Mr. Bob Ainsworth: We make every effort to ensure that information regarding the future deployment of armed forces personnel is not released publicly until a statement is made in Parliament, while simultaneously providing our armed forces with enough notice of the deployment to complete appropriate pre-deployment training.
Derek Twigg [holding answer 25 June 2007]: The MOD is working with the four UK Health Departments to pilot a new community-based service that will provide NHS health professionals with assured access to expertise in military mental health. We are in discussion with a number of health trusts across the UK, including in the devolved Administrations, who have indicated an interest in participating in the pilot scheme. I expect the first pilots to launch later this summer. The pilots are planned to last for two years, after which they will be evaluated.
MOD will commission a process and outcome evaluation of the pilots over the two-year period. This will be an integral part of the project. The terms of the evaluation, which will cover the two years of the pilots and an additional period for follow-up and report-writing, have been advised by the Project Expert Group which comprises national clinical and health care experts. The evaluation will involve a comparison of the new model of services with services previously available in the same area and will compare the particular approach of individual pilot sites. The key measures will be the assessment and treatment regimes provided, and the patient (and carer) experience and outcomes.
Mr. Laws: To ask the Secretary of State for Defence what his latest estimate is of the total cost of defence pensions as a share of defence spending in each year from 2002-03 to 2050-51; and if he will make a statement. 
Derek Twigg: The percentage of Ministry of Defence's budget spent on contributions to the Armed Forces Pension Scheme for the period 2002-03 to 2007-08 is set out in the following table.

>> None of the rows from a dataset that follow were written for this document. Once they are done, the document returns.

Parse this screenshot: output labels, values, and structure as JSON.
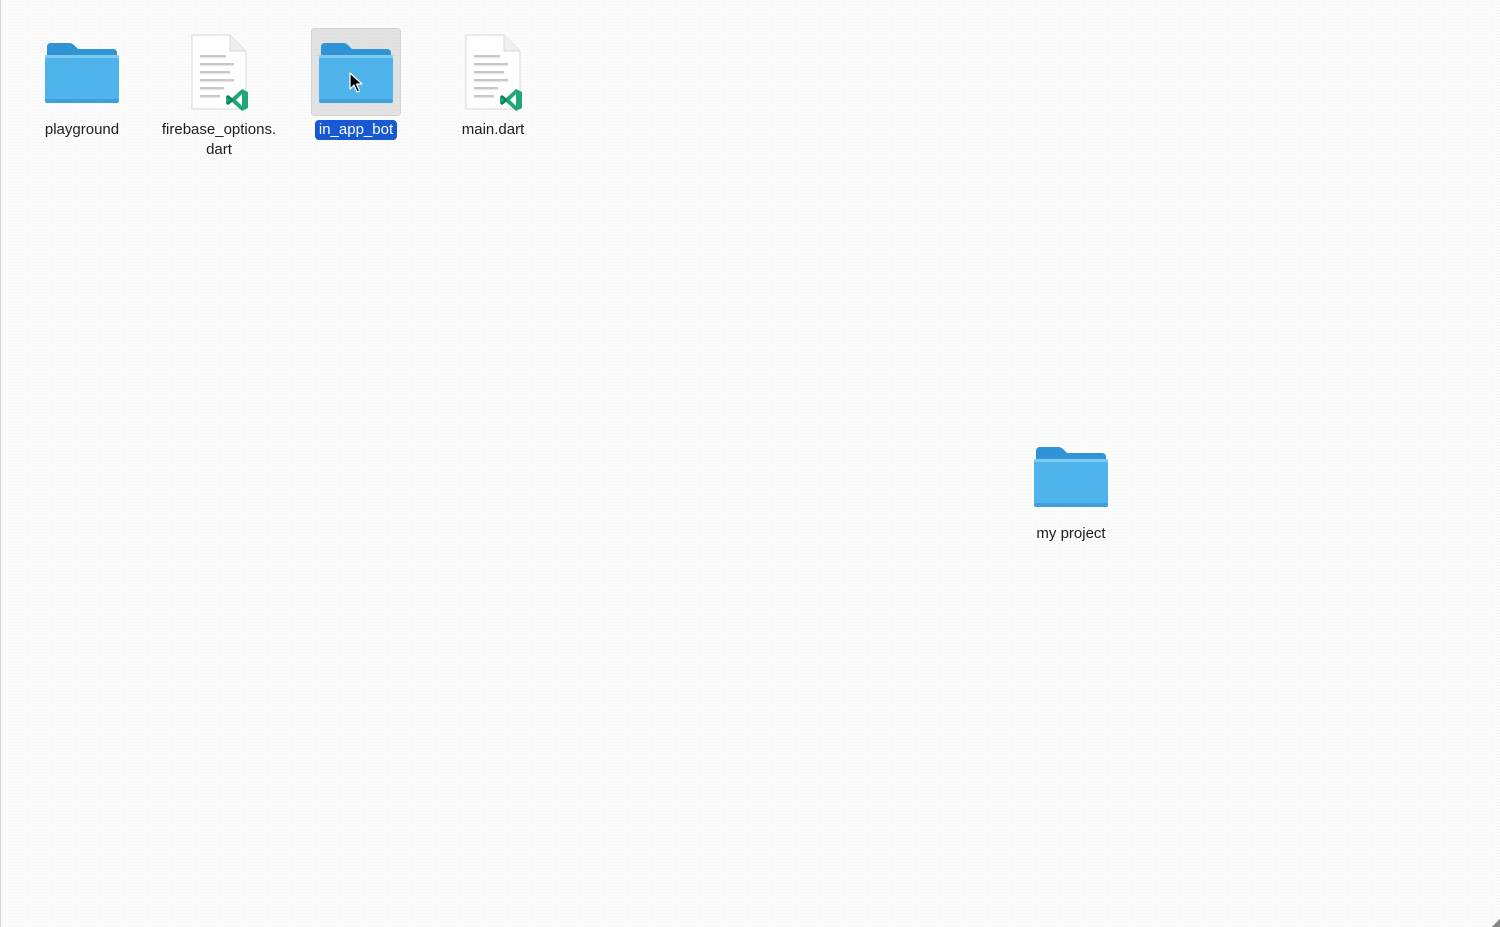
{
  "desktop": {
    "items": [
      {
        "name": "playground",
        "kind": "folder",
        "selected": false
      },
      {
        "name": "firebase_options.\ndart",
        "kind": "dart-file",
        "selected": false
      },
      {
        "name": "in_app_bot",
        "kind": "folder",
        "selected": true
      },
      {
        "name": "main.dart",
        "kind": "dart-file",
        "selected": false
      },
      {
        "name": "my project",
        "kind": "folder",
        "selected": false
      }
    ]
  },
  "colors": {
    "folder_body": "#4fb3ec",
    "folder_tab": "#2f93d6",
    "selection": "#1659d2",
    "vscode_accent": "#1fa67a"
  },
  "icons": {
    "folder": "folder-icon",
    "dart_file": "vscode-document-icon",
    "cursor": "mouse-pointer-icon"
  }
}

It is not possible to calculate percentages out to 2050-51 as the Ministry of Defence does not know what its budget will be for this period; the Defence budget for 2008-09 to 2010-11 will be set in the comprehensive spending review.
|AFPS as a percentage of Defence spending|
Derek Twigg: War pension is awarded at different rates and is based on the degree of disablement caused as a result of service in HM forces. The weekly 100 per cent. rate of basic war disablement pension since 1997 payable is as follows:
|Next Section||Index||Home Page|